#### [AIM OF THE EXERCISE]
Each record below should be returned exactly, with its pictures left out.

#### [INFORMATION SHOWN]

*-*-*

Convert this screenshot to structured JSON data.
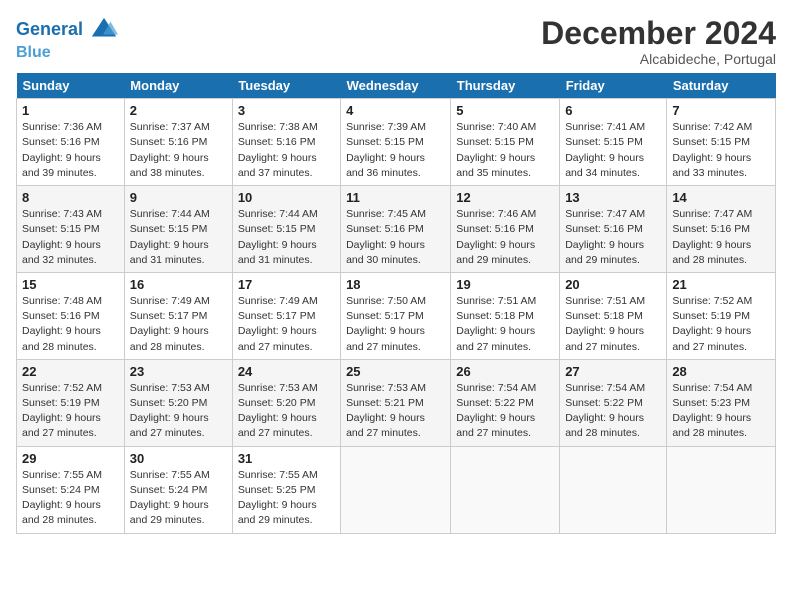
{
  "header": {
    "logo_line1": "General",
    "logo_line2": "Blue",
    "month": "December 2024",
    "location": "Alcabideche, Portugal"
  },
  "days_of_week": [
    "Sunday",
    "Monday",
    "Tuesday",
    "Wednesday",
    "Thursday",
    "Friday",
    "Saturday"
  ],
  "weeks": [
    [
      {
        "day": "1",
        "sunrise": "7:36 AM",
        "sunset": "5:16 PM",
        "daylight": "9 hours and 39 minutes."
      },
      {
        "day": "2",
        "sunrise": "7:37 AM",
        "sunset": "5:16 PM",
        "daylight": "9 hours and 38 minutes."
      },
      {
        "day": "3",
        "sunrise": "7:38 AM",
        "sunset": "5:16 PM",
        "daylight": "9 hours and 37 minutes."
      },
      {
        "day": "4",
        "sunrise": "7:39 AM",
        "sunset": "5:15 PM",
        "daylight": "9 hours and 36 minutes."
      },
      {
        "day": "5",
        "sunrise": "7:40 AM",
        "sunset": "5:15 PM",
        "daylight": "9 hours and 35 minutes."
      },
      {
        "day": "6",
        "sunrise": "7:41 AM",
        "sunset": "5:15 PM",
        "daylight": "9 hours and 34 minutes."
      },
      {
        "day": "7",
        "sunrise": "7:42 AM",
        "sunset": "5:15 PM",
        "daylight": "9 hours and 33 minutes."
      }
    ],
    [
      {
        "day": "8",
        "sunrise": "7:43 AM",
        "sunset": "5:15 PM",
        "daylight": "9 hours and 32 minutes."
      },
      {
        "day": "9",
        "sunrise": "7:44 AM",
        "sunset": "5:15 PM",
        "daylight": "9 hours and 31 minutes."
      },
      {
        "day": "10",
        "sunrise": "7:44 AM",
        "sunset": "5:15 PM",
        "daylight": "9 hours and 31 minutes."
      },
      {
        "day": "11",
        "sunrise": "7:45 AM",
        "sunset": "5:16 PM",
        "daylight": "9 hours and 30 minutes."
      },
      {
        "day": "12",
        "sunrise": "7:46 AM",
        "sunset": "5:16 PM",
        "daylight": "9 hours and 29 minutes."
      },
      {
        "day": "13",
        "sunrise": "7:47 AM",
        "sunset": "5:16 PM",
        "daylight": "9 hours and 29 minutes."
      },
      {
        "day": "14",
        "sunrise": "7:47 AM",
        "sunset": "5:16 PM",
        "daylight": "9 hours and 28 minutes."
      }
    ],
    [
      {
        "day": "15",
        "sunrise": "7:48 AM",
        "sunset": "5:16 PM",
        "daylight": "9 hours and 28 minutes."
      },
      {
        "day": "16",
        "sunrise": "7:49 AM",
        "sunset": "5:17 PM",
        "daylight": "9 hours and 28 minutes."
      },
      {
        "day": "17",
        "sunrise": "7:49 AM",
        "sunset": "5:17 PM",
        "daylight": "9 hours and 27 minutes."
      },
      {
        "day": "18",
        "sunrise": "7:50 AM",
        "sunset": "5:17 PM",
        "daylight": "9 hours and 27 minutes."
      },
      {
        "day": "19",
        "sunrise": "7:51 AM",
        "sunset": "5:18 PM",
        "daylight": "9 hours and 27 minutes."
      },
      {
        "day": "20",
        "sunrise": "7:51 AM",
        "sunset": "5:18 PM",
        "daylight": "9 hours and 27 minutes."
      },
      {
        "day": "21",
        "sunrise": "7:52 AM",
        "sunset": "5:19 PM",
        "daylight": "9 hours and 27 minutes."
      }
    ],
    [
      {
        "day": "22",
        "sunrise": "7:52 AM",
        "sunset": "5:19 PM",
        "daylight": "9 hours and 27 minutes."
      },
      {
        "day": "23",
        "sunrise": "7:53 AM",
        "sunset": "5:20 PM",
        "daylight": "9 hours and 27 minutes."
      },
      {
        "day": "24",
        "sunrise": "7:53 AM",
        "sunset": "5:20 PM",
        "daylight": "9 hours and 27 minutes."
      },
      {
        "day": "25",
        "sunrise": "7:53 AM",
        "sunset": "5:21 PM",
        "daylight": "9 hours and 27 minutes."
      },
      {
        "day": "26",
        "sunrise": "7:54 AM",
        "sunset": "5:22 PM",
        "daylight": "9 hours and 27 minutes."
      },
      {
        "day": "27",
        "sunrise": "7:54 AM",
        "sunset": "5:22 PM",
        "daylight": "9 hours and 28 minutes."
      },
      {
        "day": "28",
        "sunrise": "7:54 AM",
        "sunset": "5:23 PM",
        "daylight": "9 hours and 28 minutes."
      }
    ],
    [
      {
        "day": "29",
        "sunrise": "7:55 AM",
        "sunset": "5:24 PM",
        "daylight": "9 hours and 28 minutes."
      },
      {
        "day": "30",
        "sunrise": "7:55 AM",
        "sunset": "5:24 PM",
        "daylight": "9 hours and 29 minutes."
      },
      {
        "day": "31",
        "sunrise": "7:55 AM",
        "sunset": "5:25 PM",
        "daylight": "9 hours and 29 minutes."
      },
      null,
      null,
      null,
      null
    ]
  ]
}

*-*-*

#### [ANSWER SECTION]
Convert this screenshot to structured JSON data.
{
  "header": {
    "logo_line1": "General",
    "logo_line2": "Blue",
    "month": "December 2024",
    "location": "Alcabideche, Portugal"
  },
  "days_of_week": [
    "Sunday",
    "Monday",
    "Tuesday",
    "Wednesday",
    "Thursday",
    "Friday",
    "Saturday"
  ],
  "weeks": [
    [
      {
        "day": "1",
        "sunrise": "7:36 AM",
        "sunset": "5:16 PM",
        "daylight": "9 hours and 39 minutes."
      },
      {
        "day": "2",
        "sunrise": "7:37 AM",
        "sunset": "5:16 PM",
        "daylight": "9 hours and 38 minutes."
      },
      {
        "day": "3",
        "sunrise": "7:38 AM",
        "sunset": "5:16 PM",
        "daylight": "9 hours and 37 minutes."
      },
      {
        "day": "4",
        "sunrise": "7:39 AM",
        "sunset": "5:15 PM",
        "daylight": "9 hours and 36 minutes."
      },
      {
        "day": "5",
        "sunrise": "7:40 AM",
        "sunset": "5:15 PM",
        "daylight": "9 hours and 35 minutes."
      },
      {
        "day": "6",
        "sunrise": "7:41 AM",
        "sunset": "5:15 PM",
        "daylight": "9 hours and 34 minutes."
      },
      {
        "day": "7",
        "sunrise": "7:42 AM",
        "sunset": "5:15 PM",
        "daylight": "9 hours and 33 minutes."
      }
    ],
    [
      {
        "day": "8",
        "sunrise": "7:43 AM",
        "sunset": "5:15 PM",
        "daylight": "9 hours and 32 minutes."
      },
      {
        "day": "9",
        "sunrise": "7:44 AM",
        "sunset": "5:15 PM",
        "daylight": "9 hours and 31 minutes."
      },
      {
        "day": "10",
        "sunrise": "7:44 AM",
        "sunset": "5:15 PM",
        "daylight": "9 hours and 31 minutes."
      },
      {
        "day": "11",
        "sunrise": "7:45 AM",
        "sunset": "5:16 PM",
        "daylight": "9 hours and 30 minutes."
      },
      {
        "day": "12",
        "sunrise": "7:46 AM",
        "sunset": "5:16 PM",
        "daylight": "9 hours and 29 minutes."
      },
      {
        "day": "13",
        "sunrise": "7:47 AM",
        "sunset": "5:16 PM",
        "daylight": "9 hours and 29 minutes."
      },
      {
        "day": "14",
        "sunrise": "7:47 AM",
        "sunset": "5:16 PM",
        "daylight": "9 hours and 28 minutes."
      }
    ],
    [
      {
        "day": "15",
        "sunrise": "7:48 AM",
        "sunset": "5:16 PM",
        "daylight": "9 hours and 28 minutes."
      },
      {
        "day": "16",
        "sunrise": "7:49 AM",
        "sunset": "5:17 PM",
        "daylight": "9 hours and 28 minutes."
      },
      {
        "day": "17",
        "sunrise": "7:49 AM",
        "sunset": "5:17 PM",
        "daylight": "9 hours and 27 minutes."
      },
      {
        "day": "18",
        "sunrise": "7:50 AM",
        "sunset": "5:17 PM",
        "daylight": "9 hours and 27 minutes."
      },
      {
        "day": "19",
        "sunrise": "7:51 AM",
        "sunset": "5:18 PM",
        "daylight": "9 hours and 27 minutes."
      },
      {
        "day": "20",
        "sunrise": "7:51 AM",
        "sunset": "5:18 PM",
        "daylight": "9 hours and 27 minutes."
      },
      {
        "day": "21",
        "sunrise": "7:52 AM",
        "sunset": "5:19 PM",
        "daylight": "9 hours and 27 minutes."
      }
    ],
    [
      {
        "day": "22",
        "sunrise": "7:52 AM",
        "sunset": "5:19 PM",
        "daylight": "9 hours and 27 minutes."
      },
      {
        "day": "23",
        "sunrise": "7:53 AM",
        "sunset": "5:20 PM",
        "daylight": "9 hours and 27 minutes."
      },
      {
        "day": "24",
        "sunrise": "7:53 AM",
        "sunset": "5:20 PM",
        "daylight": "9 hours and 27 minutes."
      },
      {
        "day": "25",
        "sunrise": "7:53 AM",
        "sunset": "5:21 PM",
        "daylight": "9 hours and 27 minutes."
      },
      {
        "day": "26",
        "sunrise": "7:54 AM",
        "sunset": "5:22 PM",
        "daylight": "9 hours and 27 minutes."
      },
      {
        "day": "27",
        "sunrise": "7:54 AM",
        "sunset": "5:22 PM",
        "daylight": "9 hours and 28 minutes."
      },
      {
        "day": "28",
        "sunrise": "7:54 AM",
        "sunset": "5:23 PM",
        "daylight": "9 hours and 28 minutes."
      }
    ],
    [
      {
        "day": "29",
        "sunrise": "7:55 AM",
        "sunset": "5:24 PM",
        "daylight": "9 hours and 28 minutes."
      },
      {
        "day": "30",
        "sunrise": "7:55 AM",
        "sunset": "5:24 PM",
        "daylight": "9 hours and 29 minutes."
      },
      {
        "day": "31",
        "sunrise": "7:55 AM",
        "sunset": "5:25 PM",
        "daylight": "9 hours and 29 minutes."
      },
      null,
      null,
      null,
      null
    ]
  ]
}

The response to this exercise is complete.